“although this is a male-dominated industry, this is still an open space for everyone to join in. People are going to respect and listen to your ideas no matter what gender you are…”


I love data, but I also have to admit that data feels cold and impersonal at times when we talk about societal issues and our personal experiences. Don’t get me wrong. Data is straight forward and it directs us to look at situations in a macro level, but what resonates with me the most is the stories and anecdotes that people tell and experience themselves. In honor of International Women’s History month, I want to share with you some of the personal stories that mean a lot to me and how these stories greatly influenced the woman I have become and the journey in tech I have pursued.

I was hired by the OpenStack Foundation as a marketing intern during my senior year in college. I remember that the OpenStack Summit Vancouver 2018 happened during my second week at the job. At the Vancouver Summit, which is my first technical conference, I packed my schedule back-to-back with numerous technical sessions and hoped to absorb as much information as possible in my “non-technical” world.

When I was rushing from one Summit session to the next, I passed by the screening of the Chasing Grace Project, a documentary series about women in tech. From the pay gap, online harassment to the decision to leave or stay in tech and the role of male allies, Jennifer Cloer, the executive producer and director of the Chasing Grace Project, explores both the economic and emotional toll the pay gap has on women in tech and their desire to stay in tech in one of her 22-minute episodes. My plan was to only stop by to have a glimpse and take a short five-minute break before rushing to my next Summit session. Little did I know that this short “tech session” in the Vancouver Summit inspired me to dive more into the topic of women in tech and wrote my graduation thesis on the practices of how tech companies help to close gender disparity. Although I missed the next session that I planned to go, Jennifer’s passion heavily influenced me as a college student who wants to pursue a career in tech.
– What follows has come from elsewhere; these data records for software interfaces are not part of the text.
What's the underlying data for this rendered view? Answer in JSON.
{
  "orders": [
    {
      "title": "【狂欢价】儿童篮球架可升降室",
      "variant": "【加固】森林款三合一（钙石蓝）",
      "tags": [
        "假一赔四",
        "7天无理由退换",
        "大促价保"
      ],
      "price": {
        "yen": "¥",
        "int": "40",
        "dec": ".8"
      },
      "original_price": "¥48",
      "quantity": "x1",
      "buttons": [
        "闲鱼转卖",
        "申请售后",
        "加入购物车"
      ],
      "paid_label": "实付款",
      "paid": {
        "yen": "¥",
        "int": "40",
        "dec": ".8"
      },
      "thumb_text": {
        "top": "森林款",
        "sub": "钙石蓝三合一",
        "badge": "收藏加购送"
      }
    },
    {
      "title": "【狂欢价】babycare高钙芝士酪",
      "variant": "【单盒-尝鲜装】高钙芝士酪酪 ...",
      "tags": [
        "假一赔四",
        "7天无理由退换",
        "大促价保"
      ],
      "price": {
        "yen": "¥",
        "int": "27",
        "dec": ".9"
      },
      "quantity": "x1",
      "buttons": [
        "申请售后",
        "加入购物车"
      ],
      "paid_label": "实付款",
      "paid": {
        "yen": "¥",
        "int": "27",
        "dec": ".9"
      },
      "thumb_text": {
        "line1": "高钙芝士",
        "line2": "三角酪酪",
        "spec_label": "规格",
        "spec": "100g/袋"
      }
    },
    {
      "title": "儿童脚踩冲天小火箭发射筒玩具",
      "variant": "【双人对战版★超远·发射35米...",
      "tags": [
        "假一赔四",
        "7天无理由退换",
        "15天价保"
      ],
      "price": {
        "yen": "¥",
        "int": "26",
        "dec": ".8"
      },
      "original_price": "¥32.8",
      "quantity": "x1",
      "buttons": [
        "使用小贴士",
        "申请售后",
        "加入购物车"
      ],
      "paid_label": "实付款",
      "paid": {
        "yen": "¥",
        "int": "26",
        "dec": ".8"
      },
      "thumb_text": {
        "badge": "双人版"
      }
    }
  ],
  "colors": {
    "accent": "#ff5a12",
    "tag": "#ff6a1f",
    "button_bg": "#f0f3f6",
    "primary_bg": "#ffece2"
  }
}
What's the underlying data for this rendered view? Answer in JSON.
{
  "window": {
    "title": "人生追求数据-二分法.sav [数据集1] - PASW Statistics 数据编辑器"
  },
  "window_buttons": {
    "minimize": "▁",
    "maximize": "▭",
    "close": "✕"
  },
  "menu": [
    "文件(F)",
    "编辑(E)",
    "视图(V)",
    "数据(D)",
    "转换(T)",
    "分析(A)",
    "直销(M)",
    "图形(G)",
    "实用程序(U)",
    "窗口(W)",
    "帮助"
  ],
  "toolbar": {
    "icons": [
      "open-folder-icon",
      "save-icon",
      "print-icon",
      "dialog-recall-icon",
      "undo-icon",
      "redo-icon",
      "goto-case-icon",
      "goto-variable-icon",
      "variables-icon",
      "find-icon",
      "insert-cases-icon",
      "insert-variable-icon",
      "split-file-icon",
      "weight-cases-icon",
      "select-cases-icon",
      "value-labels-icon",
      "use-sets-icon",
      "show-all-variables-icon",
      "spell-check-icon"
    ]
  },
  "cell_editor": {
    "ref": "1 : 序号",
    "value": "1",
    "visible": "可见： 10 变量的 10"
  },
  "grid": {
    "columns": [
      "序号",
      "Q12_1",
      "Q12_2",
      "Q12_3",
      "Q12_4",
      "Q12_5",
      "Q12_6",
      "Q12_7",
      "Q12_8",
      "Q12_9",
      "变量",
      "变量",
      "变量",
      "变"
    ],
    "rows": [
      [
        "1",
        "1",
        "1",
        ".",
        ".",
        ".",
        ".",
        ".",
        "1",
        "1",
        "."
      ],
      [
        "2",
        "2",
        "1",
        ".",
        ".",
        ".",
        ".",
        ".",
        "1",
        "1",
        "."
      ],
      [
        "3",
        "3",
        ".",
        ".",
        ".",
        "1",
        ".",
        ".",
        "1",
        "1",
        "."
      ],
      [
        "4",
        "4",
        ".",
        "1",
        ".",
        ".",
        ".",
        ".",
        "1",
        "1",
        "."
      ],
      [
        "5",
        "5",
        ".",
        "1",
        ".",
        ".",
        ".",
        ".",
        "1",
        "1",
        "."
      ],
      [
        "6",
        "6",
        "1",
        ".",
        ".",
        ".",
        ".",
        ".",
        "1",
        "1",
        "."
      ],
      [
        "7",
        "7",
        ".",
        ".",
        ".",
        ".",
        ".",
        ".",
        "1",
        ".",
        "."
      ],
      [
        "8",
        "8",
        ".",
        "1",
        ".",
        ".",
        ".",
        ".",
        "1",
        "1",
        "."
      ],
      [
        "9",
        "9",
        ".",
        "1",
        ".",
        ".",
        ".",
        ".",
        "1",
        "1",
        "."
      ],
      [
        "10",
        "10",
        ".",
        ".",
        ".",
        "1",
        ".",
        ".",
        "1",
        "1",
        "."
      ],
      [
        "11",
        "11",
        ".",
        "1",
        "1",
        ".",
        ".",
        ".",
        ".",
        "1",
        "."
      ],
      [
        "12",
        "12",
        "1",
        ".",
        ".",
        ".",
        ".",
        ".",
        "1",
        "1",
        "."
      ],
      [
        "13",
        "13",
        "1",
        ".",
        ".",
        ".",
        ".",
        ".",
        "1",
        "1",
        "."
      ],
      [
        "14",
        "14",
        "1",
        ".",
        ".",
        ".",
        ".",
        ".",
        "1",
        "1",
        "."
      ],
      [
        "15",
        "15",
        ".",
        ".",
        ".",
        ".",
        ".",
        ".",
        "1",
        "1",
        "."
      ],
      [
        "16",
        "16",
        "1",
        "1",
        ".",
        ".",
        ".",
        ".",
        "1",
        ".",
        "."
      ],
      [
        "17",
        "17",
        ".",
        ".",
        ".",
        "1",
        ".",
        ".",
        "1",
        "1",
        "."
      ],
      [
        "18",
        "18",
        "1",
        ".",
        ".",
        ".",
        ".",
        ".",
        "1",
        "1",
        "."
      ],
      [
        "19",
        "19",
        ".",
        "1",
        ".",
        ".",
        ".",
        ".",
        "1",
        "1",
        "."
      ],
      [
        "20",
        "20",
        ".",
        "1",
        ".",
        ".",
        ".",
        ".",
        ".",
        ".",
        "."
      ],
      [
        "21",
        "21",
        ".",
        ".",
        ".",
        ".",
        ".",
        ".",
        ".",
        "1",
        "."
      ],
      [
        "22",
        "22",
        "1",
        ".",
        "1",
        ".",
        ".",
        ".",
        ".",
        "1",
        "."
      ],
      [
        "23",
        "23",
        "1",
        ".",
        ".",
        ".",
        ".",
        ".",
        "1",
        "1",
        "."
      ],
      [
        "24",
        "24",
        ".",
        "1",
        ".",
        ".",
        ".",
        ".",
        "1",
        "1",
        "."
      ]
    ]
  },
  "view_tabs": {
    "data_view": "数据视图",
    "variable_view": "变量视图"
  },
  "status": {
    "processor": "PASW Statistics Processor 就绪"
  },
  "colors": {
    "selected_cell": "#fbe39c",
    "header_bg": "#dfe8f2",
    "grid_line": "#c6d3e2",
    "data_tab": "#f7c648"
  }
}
Learning should not be stopped after college graduation, neither should my drive in getting to know more successful women in the tech industry who empower others in many ways. At my last Open Infrastructure Summit Shanghai in November 2019 with the OpenStack Foundation, I was introduced by Jonathan Bryce, the Executive Director of the OpenStack Foundation, to meet an Intel intern, Joy Liu, and her mentor, Ruoyu Ying, who is an Intel engineer working on OpenStack. Joy is 17 years old and is an enthusiast of computer science in her high school. She not only received the travel support to come to the Open Infrastructure Summit Shanghai but also delivered a session with her mentor on how an edge framework can help object recognition.

Although we only had a short talk before their session at the marketplace theater, I was impressed by her technical knowledge at such a young age. Her unstoppable passion in tech and open source community is contagious. I feel such an honor to be able to connect with these young aspiring women at the Summit. Even though I’m not a technical person, Joy’s enthusiasm for edge computing, AI, and computer programming inspired me to explore more areas that I’m not familiar with. It has been almost five months since I have met Joy and Ruoyu, but the strong female energy has resonated with me since then.

One of the best parts about my job is working with strong and successful women who don’t hold back their opinions and strive to be the best version of themselves in the industry. It’s difficult to imagine yourself achieving something if you haven’t seen someone else do it. I’m very grateful to be involved in this inclusive and diverse open source industry that everyone is welcomed to participate. Just like Ruoyu said “although this is a male-dominated industry, this is still an open space for everyone to join in. People are going to respect and listen to your ideas no matter what gender you are, as long as you are good in a certain field.” In this Women’s History Month, I encourage you to keep striving for macro-level change in women in tech while also making a small impact every day in addressing all forms of inequality that we witness and experience. This Women’s History Month is for you.

Let us celebrate with you!

We are collecting stories from women about their experiences in tech and highlighting their impressive community contributions. Please reach out to me if you are interested in participating in a short Q+A or would like to nominate someone to tell their stories. Please email [email protected] and we are looking forward to hearing from you and hear from fearless women you know!